Wednesday, May 16, 2012

Mining Some Details From Old Documents

In discussing the marriage, the other day, of the daughter of August C. Cook and his first wife, Catherine Flannigan Cook, there was scant detail provided in the transcription of the marriage record. However, by some quirk of internet search capabilities, a digital copy of a county record now surfaces, providing more information.

At the time the marriage license was applied for, evidently the groom in question, William H. Crago, was actually living in Duluth, Minnesota. Though he had been a resident of the same Upper Peninsula town as his bride for many years, it seems his career has opened up new possibilities in Minnesota’s Saint Louis County region. The Return of Marriages in the County of Macomb in Michigan, the place where the wedding was to take place, shows a young Mr. Crago listed as a mining engineer. And indeed, that is what he will continue to do in the Duluth area and elsewhere, according to newspaper reports as late 1947.

But for now, the year of his marriage to Catherine J. Cook, he is a twenty-eight year old man living in Duluth, Minnesota, who has courted a young lady from his former home town. She, likewise, has moved away from home. Though twenty-five year old Catherine is not listed as claiming any career—the usual “at home” designation fills the spot for “occupation”—she is now living in Mount Clemens, a town in the Michigan county of Macomb. I’ve puzzled over why she is in Mount Clemens to no avail—perhaps her small inheritance from her uncle in Chicago bestowed her with a measure of  independence to settle in such a tony locale—and at this point I just accept it at face value. She will not be remaining here for long.

The wedding takes place at Saint Peter’s Church in Mount Clemens. Witnesses to the ceremony are Thomas Rowan of Yonkers, New York, and Margaret Dillon of Iron Mountain, Michigan. While the Iron Mountain designation shows a maid of honor from bride Catherine’s former home, the name doesn’t match any of Catherine’s relatives—unless there are cousins whom I’ve yet to discover. The name of the best man likewise seems a mystery at this point.

It will take more work to find the trail from this wedding celebration in Mount Clemens, to the Crago home in Duluth, Minnesota, and eventually to the same town in Colorado where Catherine’s cousin Clement Flannigan finally settled—Colorado Springs.

Photograph: panoramic view of Duluth, Minnesota, circa 1898; courtesy Wikipedia; in the public domain.


  1. It is great that you found that old document! It appears to be really helpful...and also raises a few more questions!

  2. Jacqui--
    These last several posts are exemplar in demonstrating the research and thought you've put into your search.
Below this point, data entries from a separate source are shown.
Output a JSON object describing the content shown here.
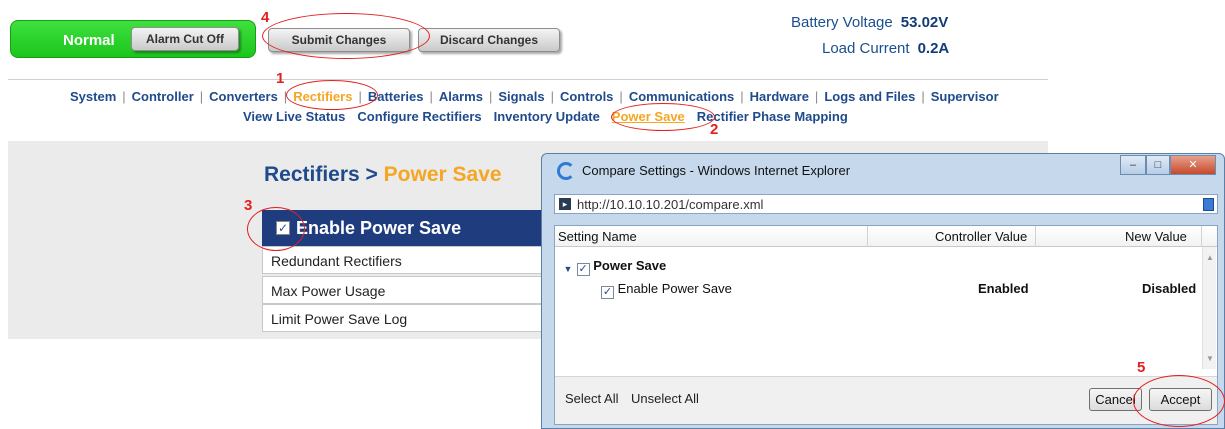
{
  "header": {
    "status": "Normal",
    "alarm_cut_off": "Alarm Cut Off",
    "submit_changes": "Submit Changes",
    "discard_changes": "Discard Changes",
    "battery_voltage_label": "Battery Voltage",
    "battery_voltage_value": "53.02V",
    "load_current_label": "Load Current",
    "load_current_value": "0.2A"
  },
  "nav": {
    "items": [
      "System",
      "Controller",
      "Converters",
      "Rectifiers",
      "Batteries",
      "Alarms",
      "Signals",
      "Controls",
      "Communications",
      "Hardware",
      "Logs and Files",
      "Supervisor"
    ],
    "active": "Rectifiers",
    "sub_items": [
      "View Live Status",
      "Configure Rectifiers",
      "Inventory Update",
      "Power Save",
      "Rectifier Phase Mapping"
    ],
    "sub_active": "Power Save"
  },
  "page": {
    "breadcrumb_parent": "Rectifiers >",
    "breadcrumb_current": "Power Save",
    "enable_label": "Enable Power Save",
    "rows": [
      "Redundant Rectifiers",
      "Max Power Usage",
      "Limit Power Save Log"
    ]
  },
  "dialog": {
    "title": "Compare Settings - Windows Internet Explorer",
    "url": "http://10.10.10.201/compare.xml",
    "columns": [
      "Setting Name",
      "Controller Value",
      "New Value"
    ],
    "group": "Power Save",
    "item": "Enable Power Save",
    "controller_value": "Enabled",
    "new_value": "Disabled",
    "select_all": "Select All",
    "unselect_all": "Unselect All",
    "cancel": "Cancel",
    "accept": "Accept"
  },
  "annotations": [
    "1",
    "2",
    "3",
    "4",
    "5"
  ]
}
The death of children, as you described earlier, was so common and so sad, it's a wonder our ancestors stayed sane. I find lots of religious overtones in many of my relatives' letters as the way they made sense out of the senseless. Thanks for sharing. -- And I'll consider that bubble above Sam's head in the weird photo! Yes, he seems puzzled by why he's asked to sit through this whole process! Thanks for dropping by.


Related Posts Plugin for WordPress, Blogger...